====== Records shown ======
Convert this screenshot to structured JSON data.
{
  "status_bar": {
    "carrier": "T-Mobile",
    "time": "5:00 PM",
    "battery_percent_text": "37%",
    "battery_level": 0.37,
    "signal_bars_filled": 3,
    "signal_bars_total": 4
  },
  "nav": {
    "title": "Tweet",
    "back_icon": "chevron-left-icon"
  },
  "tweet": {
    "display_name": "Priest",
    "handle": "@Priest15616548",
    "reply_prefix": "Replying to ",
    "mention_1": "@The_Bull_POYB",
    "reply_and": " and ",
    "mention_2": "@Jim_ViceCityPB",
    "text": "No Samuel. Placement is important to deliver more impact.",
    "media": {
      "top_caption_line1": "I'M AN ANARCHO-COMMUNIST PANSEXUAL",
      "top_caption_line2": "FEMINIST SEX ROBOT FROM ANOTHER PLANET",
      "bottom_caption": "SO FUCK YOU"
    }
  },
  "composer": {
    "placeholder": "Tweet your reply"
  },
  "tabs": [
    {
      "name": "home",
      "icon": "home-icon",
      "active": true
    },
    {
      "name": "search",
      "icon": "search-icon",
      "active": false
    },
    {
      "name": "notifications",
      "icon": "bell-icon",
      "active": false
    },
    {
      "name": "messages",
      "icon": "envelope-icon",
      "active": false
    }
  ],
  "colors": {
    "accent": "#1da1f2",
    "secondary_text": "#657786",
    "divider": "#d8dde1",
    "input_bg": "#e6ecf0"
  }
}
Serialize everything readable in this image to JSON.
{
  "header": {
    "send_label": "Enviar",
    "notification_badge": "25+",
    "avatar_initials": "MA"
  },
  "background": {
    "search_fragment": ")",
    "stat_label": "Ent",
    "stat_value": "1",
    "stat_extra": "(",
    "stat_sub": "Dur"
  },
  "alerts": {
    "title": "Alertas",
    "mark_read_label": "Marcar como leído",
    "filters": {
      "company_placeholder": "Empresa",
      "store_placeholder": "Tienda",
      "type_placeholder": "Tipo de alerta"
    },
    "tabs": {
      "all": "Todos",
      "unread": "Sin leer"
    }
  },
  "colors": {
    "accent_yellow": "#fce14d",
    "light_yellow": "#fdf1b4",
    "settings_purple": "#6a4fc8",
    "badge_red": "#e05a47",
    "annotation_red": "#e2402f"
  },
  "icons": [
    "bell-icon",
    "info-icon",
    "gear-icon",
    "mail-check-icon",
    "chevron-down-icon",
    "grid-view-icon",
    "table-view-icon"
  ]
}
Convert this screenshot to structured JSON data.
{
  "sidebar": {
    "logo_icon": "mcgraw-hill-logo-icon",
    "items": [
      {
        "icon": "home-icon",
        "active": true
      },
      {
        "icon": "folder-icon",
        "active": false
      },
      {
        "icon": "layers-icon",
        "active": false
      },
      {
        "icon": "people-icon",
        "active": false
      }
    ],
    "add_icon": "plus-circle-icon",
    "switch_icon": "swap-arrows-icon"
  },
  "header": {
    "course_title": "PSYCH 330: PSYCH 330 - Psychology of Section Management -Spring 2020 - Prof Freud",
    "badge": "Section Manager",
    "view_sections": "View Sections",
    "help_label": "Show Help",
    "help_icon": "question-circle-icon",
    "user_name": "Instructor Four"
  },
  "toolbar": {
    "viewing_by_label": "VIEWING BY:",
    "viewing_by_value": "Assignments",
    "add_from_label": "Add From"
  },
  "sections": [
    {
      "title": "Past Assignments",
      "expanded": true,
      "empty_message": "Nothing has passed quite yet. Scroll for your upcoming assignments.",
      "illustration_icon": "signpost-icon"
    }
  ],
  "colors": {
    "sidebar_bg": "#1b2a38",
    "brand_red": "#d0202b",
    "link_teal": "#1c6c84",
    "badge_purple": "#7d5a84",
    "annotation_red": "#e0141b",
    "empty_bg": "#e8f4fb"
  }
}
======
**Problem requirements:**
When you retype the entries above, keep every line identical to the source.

**Answer space:**
Convert this screenshot to structured JSON data.
{
  "status_bar": {
    "carrier": "T-Mobile",
    "time": "5:00 PM",
    "battery_percent_text": "37%",
    "battery_level": 0.37,
    "signal_bars_filled": 3,
    "signal_bars_total": 4
  },
  "nav": {
    "title": "Tweet",
    "back_icon": "chevron-left-icon"
  },
  "tweet": {
    "display_name": "Priest",
    "handle": "@Priest15616548",
    "reply_prefix": "Replying to ",
    "mention_1": "@The_Bull_POYB",
    "reply_and": " and ",
    "mention_2": "@Jim_ViceCityPB",
    "text": "No Samuel. Placement is important to deliver more impact.",
    "media": {
      "top_caption_line1": "I'M AN ANARCHO-COMMUNIST PANSEXUAL",
      "top_caption_line2": "FEMINIST SEX ROBOT FROM ANOTHER PLANET",
      "bottom_caption": "SO FUCK YOU"
    }
  },
  "composer": {
    "placeholder": "Tweet your reply"
  },
  "tabs": [
    {
      "name": "home",
      "icon": "home-icon",
      "active": true
    },
    {
      "name": "search",
      "icon": "search-icon",
      "active": false
    },
    {
      "name": "notifications",
      "icon": "bell-icon",
      "active": false
    },
    {
      "name": "messages",
      "icon": "envelope-icon",
      "active": false
    }
  ],
  "colors": {
    "accent": "#1da1f2",
    "secondary_text": "#657786",
    "divider": "#d8dde1",
    "input_bg": "#e6ecf0"
  }
}
Serialize everything readable in this image to JSON.
{
  "header": {
    "send_label": "Enviar",
    "notification_badge": "25+",
    "avatar_initials": "MA"
  },
  "background": {
    "search_fragment": ")",
    "stat_label": "Ent",
    "stat_value": "1",
    "stat_extra": "(",
    "stat_sub": "Dur"
  },
  "alerts": {
    "title": "Alertas",
    "mark_read_label": "Marcar como leído",
    "filters": {
      "company_placeholder": "Empresa",
      "store_placeholder": "Tienda",
      "type_placeholder": "Tipo de alerta"
    },
    "tabs": {
      "all": "Todos",
      "unread": "Sin leer"
    }
  },
  "colors": {
    "accent_yellow": "#fce14d",
    "light_yellow": "#fdf1b4",
    "settings_purple": "#6a4fc8",
    "badge_red": "#e05a47",
    "annotation_red": "#e2402f"
  },
  "icons": [
    "bell-icon",
    "info-icon",
    "gear-icon",
    "mail-check-icon",
    "chevron-down-icon",
    "grid-view-icon",
    "table-view-icon"
  ]
}
Convert this screenshot to structured JSON data.
{
  "sidebar": {
    "logo_icon": "mcgraw-hill-logo-icon",
    "items": [
      {
        "icon": "home-icon",
        "active": true
      },
      {
        "icon": "folder-icon",
        "active": false
      },
      {
        "icon": "layers-icon",
        "active": false
      },
      {
        "icon": "people-icon",
        "active": false
      }
    ],
    "add_icon": "plus-circle-icon",
    "switch_icon": "swap-arrows-icon"
  },
  "header": {
    "course_title": "PSYCH 330: PSYCH 330 - Psychology of Section Management -Spring 2020 - Prof Freud",
    "badge": "Section Manager",
    "view_sections": "View Sections",
    "help_label": "Show Help",
    "help_icon": "question-circle-icon",
    "user_name": "Instructor Four"
  },
  "toolbar": {
    "viewing_by_label": "VIEWING BY:",
    "viewing_by_value": "Assignments",
    "add_from_label": "Add From"
  },
  "sections": [
    {
      "title": "Past Assignments",
      "expanded": true,
      "empty_message": "Nothing has passed quite yet. Scroll for your upcoming assignments.",
      "illustration_icon": "signpost-icon"
    }
  ],
  "colors": {
    "sidebar_bg": "#1b2a38",
    "brand_red": "#d0202b",
    "link_teal": "#1c6c84",
    "badge_purple": "#7d5a84",
    "annotation_red": "#e0141b",
    "empty_bg": "#e8f4fb"
  }
}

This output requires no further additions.